When I want to find out about something, I use vertical search in the Firefox toolbar to select Wikipedia, IMDB, LinkedIn, Dictionary.com, etc. I very rarely use Google search unless I am looking for something obscure.
Net net, I never see any advertising, especially with Adblock Plus. Nielson is cluing in to this, they just came out and said that pageviews don't matter. For example, I don't remember the last time I saw a travel-related ad, but I have the TripAdvisor logo on my Facebook profile on a widget that shows the cities I've been to and subscribe to a couple of travel related blogs.
What does all this mean? The web is getting turned upside down. Web sites will matter less than fragments of websites delivered through iFrames and widgets. Advertising is going to shift from push mechanisms like keywords and banner ads to opt-in pull mechanisms like widgets added to people's profiles and blogs.
- Peter Yared
- Peter Yared is the CTO/CIO of CBS Interactive, a top ten Internet destination, and was previously the founder and CEO of four enterprise infrastructure companies that were acquired by Sun, VMware, Webtrends and TigerLogic. Peter's software has powered brands from Fidelity to Home Depot to Lady Gaga. At Sun, Peter was the CTO of the Application Server Division and the CTO of the Liberty federated identity consortium. Peter is the inventor of several patents on core Internet infrastructure including federated single sign on and dynamic data requests. Peter began programming games and utilities at age 10, and started his career developing systems for government agencies.

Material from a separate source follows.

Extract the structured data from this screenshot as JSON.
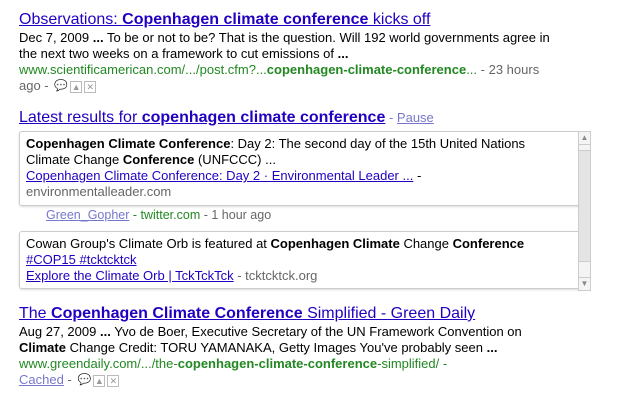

Peter regularly writes about technology trends and has written for CNET, the Wall Street Journal, BusinessWeek, AdWeek, VentureBeat and TechCrunch.
Many thanks to Bob Pulgino, Dave Prue, Steve Zocchi and Jean-Louis Gassée for mentoring me over the years.